The problem with growing up with books written before 1950 is that most of them were written by authors with the privileged leisure to write books. I generalise, but as far as I could make out, the gentlemen had gentlemanly job titles (if any) like Professor and the ladies either lived by their pen, or on the family fortune, or on their husband’s income. If asked how L. Frank Baum or Lucy Maud Montgomery had fed, housed and clothed themselves, I would have assumed they received an income from the sale of their books. Perhaps they did, but what I did not know about was that there was a vast ocean of authors who never achieved anything like Baum’s or Montgomery’s publishing success.
My inner script, therefore, said that–since I got A+ in Creative Writing–I was sure to make a living as an author. By the time I was 19, however, I had divined that this was easier to dream than to do, so I vaguely set my sights on an academic career. Sadly, I still laboured under the mistaken belief that if something is hard, you lack talent, and should find something to study that you are talented at, i.e. find easy. How disappointed I was to discover that Ancient Greek is really hard.

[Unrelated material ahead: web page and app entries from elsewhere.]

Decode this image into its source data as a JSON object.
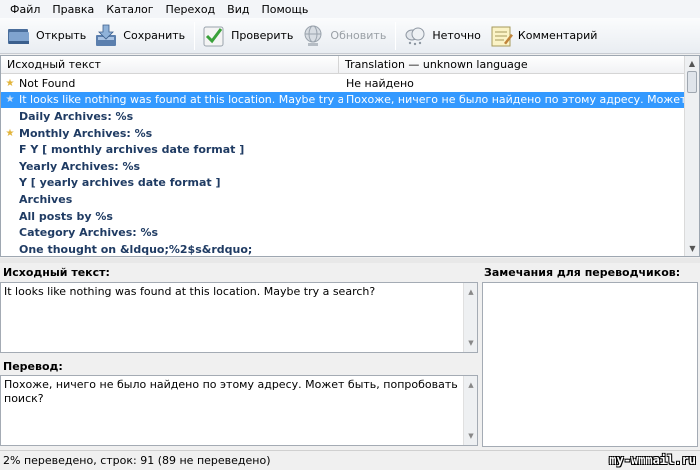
{
  "menu": [
    "Файл",
    "Правка",
    "Каталог",
    "Переход",
    "Вид",
    "Помощь"
  ],
  "toolbar": {
    "open": "Открыть",
    "save": "Сохранить",
    "validate": "Проверить",
    "update": "Обновить",
    "fuzzy": "Неточно",
    "comment": "Комментарий"
  },
  "list": {
    "col_source": "Исходный текст",
    "col_translation": "Translation — unknown language",
    "rows": [
      {
        "source": "Not Found",
        "translation": "Не найдено",
        "mark": "★",
        "state": "translated"
      },
      {
        "source": "It looks like nothing was found at this location. Maybe try a search?",
        "translation": "Похоже, ничего не было найдено по этому адресу. Может быть, п...",
        "mark": "★",
        "state": "selected"
      },
      {
        "source": "Daily Archives: %s",
        "translation": "",
        "mark": "",
        "state": "untranslated"
      },
      {
        "source": "Monthly Archives: %s",
        "translation": "",
        "mark": "★",
        "state": "untranslated"
      },
      {
        "source": "F Y  [ monthly archives date format ]",
        "translation": "",
        "mark": "",
        "state": "untranslated"
      },
      {
        "source": "Yearly Archives: %s",
        "translation": "",
        "mark": "",
        "state": "untranslated"
      },
      {
        "source": "Y  [ yearly archives date format ]",
        "translation": "",
        "mark": "",
        "state": "untranslated"
      },
      {
        "source": "Archives",
        "translation": "",
        "mark": "",
        "state": "untranslated"
      },
      {
        "source": "All posts by %s",
        "translation": "",
        "mark": "",
        "state": "untranslated"
      },
      {
        "source": "Category Archives: %s",
        "translation": "",
        "mark": "",
        "state": "untranslated"
      },
      {
        "source": "One thought on &ldquo;%2$s&rdquo;",
        "translation": "",
        "mark": "",
        "state": "untranslated"
      }
    ]
  },
  "editor": {
    "source_label": "Исходный текст:",
    "source_text": "It looks like nothing was found at this location. Maybe try a search?",
    "translation_label": "Перевод:",
    "translation_text": "Похоже, ничего не было найдено по этому адресу. Может быть, попробовать поиск?",
    "notes_label": "Замечания для переводчиков:"
  },
  "status": "2% переведено, строк: 91 (89 не переведено)",
  "watermark": "my-wmmail.ru",
  "colors": {
    "selection": "#3399ff",
    "untranslated_text": "#1f3b63",
    "star": "#e2b43a"
  }
}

I thought this meant I had no talent in it. Needless to say, I swam in a lot of self-hatred and anxiety until I switched my major to English Literature. The A’s and even A+’s came back—because of My One Talent, I thought.
I enjoy mining my mistakes to help other people, especially young women, not make them. To recap, the first mistake I explode in this post is that any but a minority of book authors make a living at writing books. The second is that your brain is made of concrete that has hardened in a certain shape and that you are incapable of learning things you find difficult so well that they become easy tak jak język polski.